- Thoughts on CentOS Stream
- Before You Get Mad About The CentOS Stream Change, Think About…
Jeli.io announces $4M seed to build incident analysis platform
This company is going places. Some really brilliant minds there.
Linkerd service mesh’s steady updates outlast Istio’s flash
“As service mesh adoption goes mainstream, early adopters of Linkerd say it allowed them to start small and grow in scale and sophistication as needed.”
5 useful DevOps newsletters that will blow your mind 🤯
“User-facing part of a program coded in small, manageable chunks. This allows teams to work separately on self-contained sections.” Expect to hear a lot about this in the near future.
Cloudflare and Apple design a new privacy-friendly internet protocol
Oblivious DNS-over-HTTPS… Huh.
Renovate your GitOps
“Together, these technologies reduce the burden of running software yourself. It can free up time for your developers, allowing them to focus on valuable work for your company. With proper testing, you can configure Renovate to automatically merge changes if they pass your checks.”
“ConsoleMe consolidates the management of multiple AWS accounts into a single interface. It allows your end-users and administrators to get credentials for your different accounts, and allows your users/administrators to manage or request cloud permissions.”
DevOps’ish Tweet of the Week

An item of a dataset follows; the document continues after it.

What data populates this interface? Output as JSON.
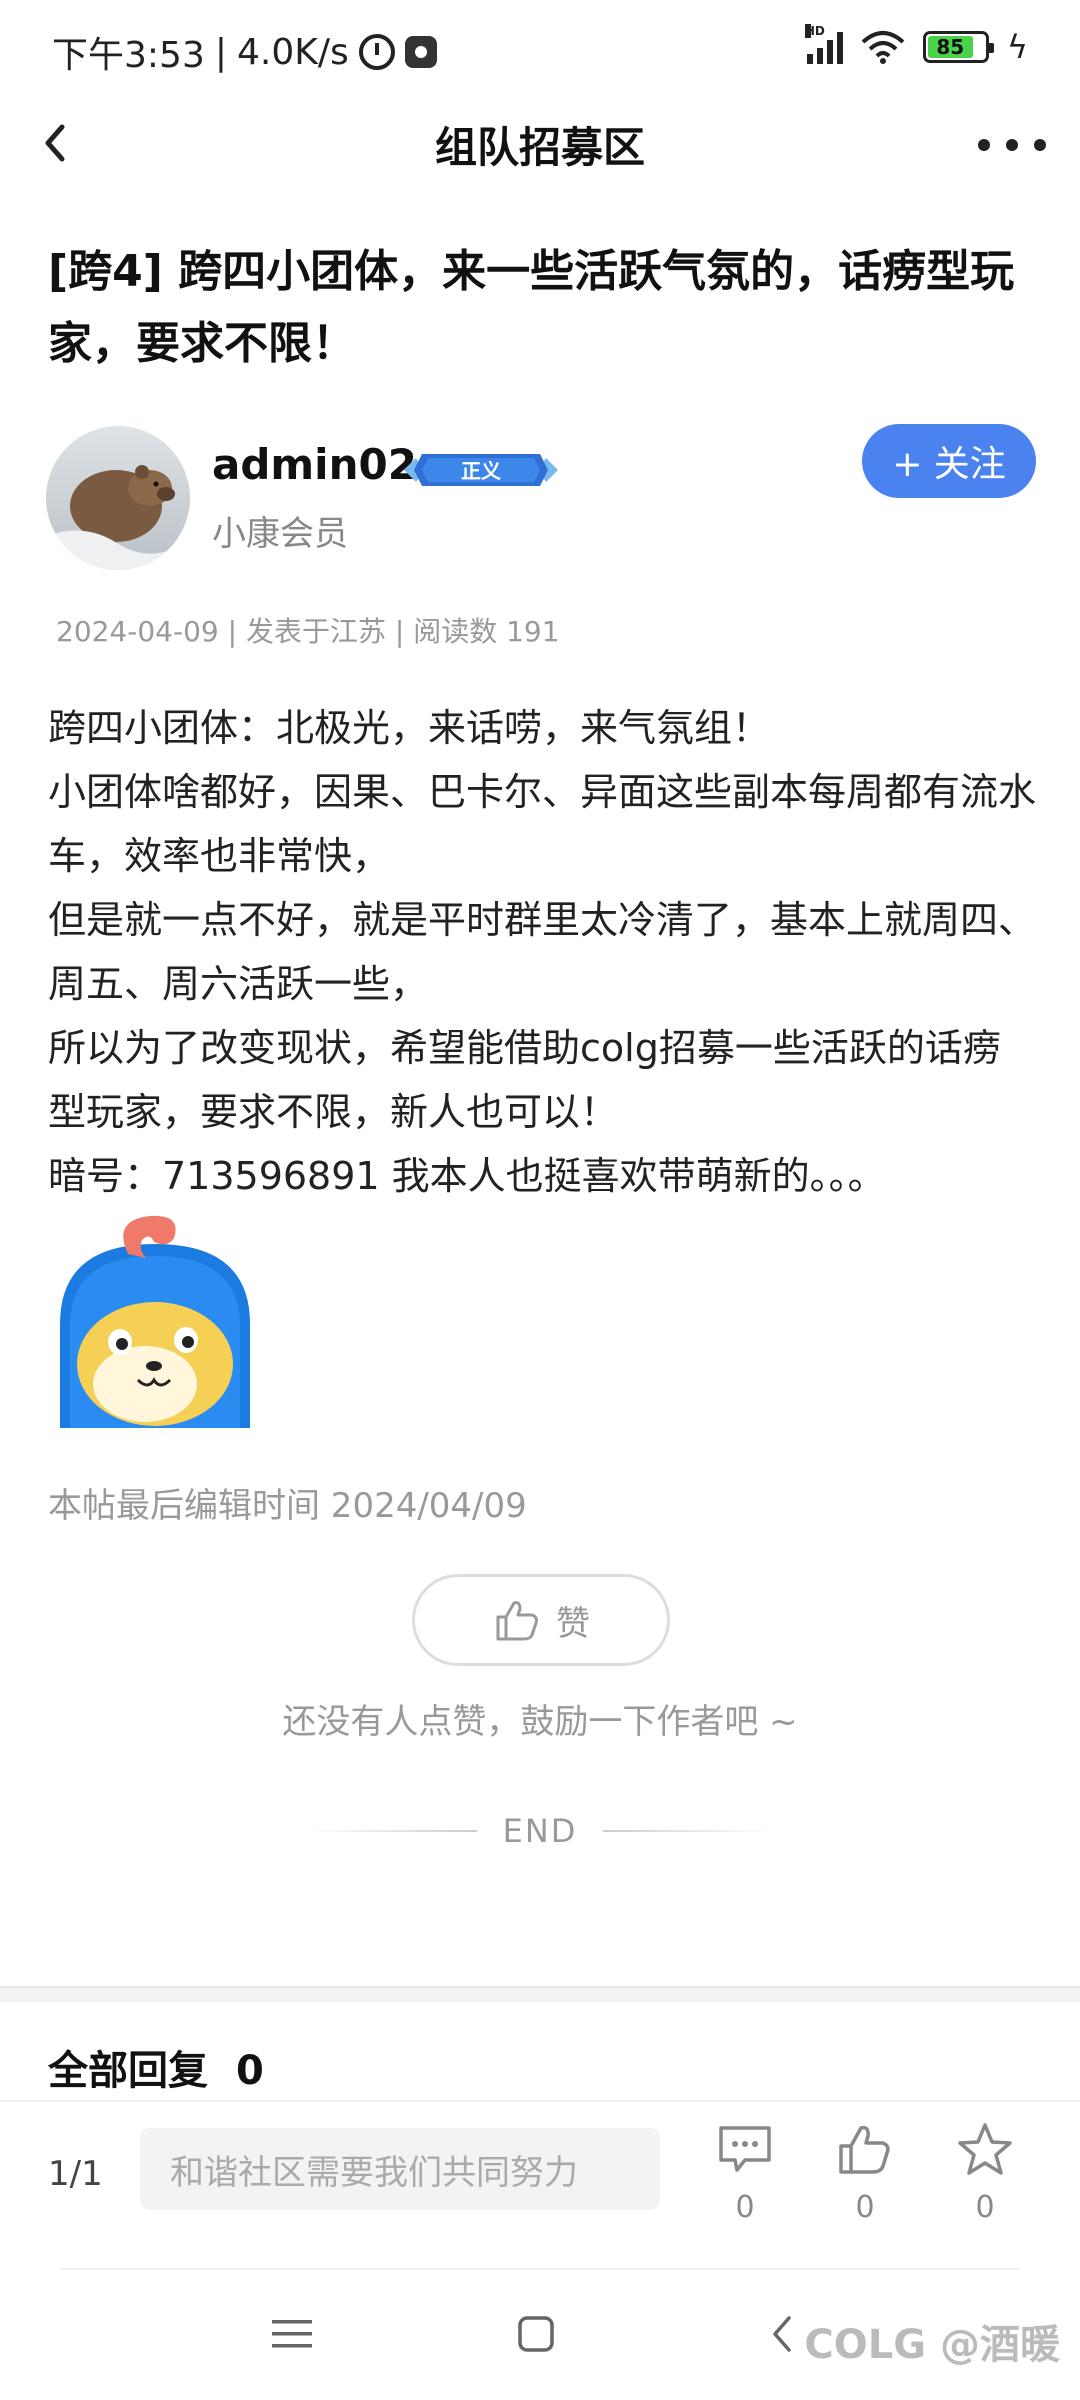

Want more? Be sure to check out the notes from this week’s issue to see what didn’t make it to the newsletter.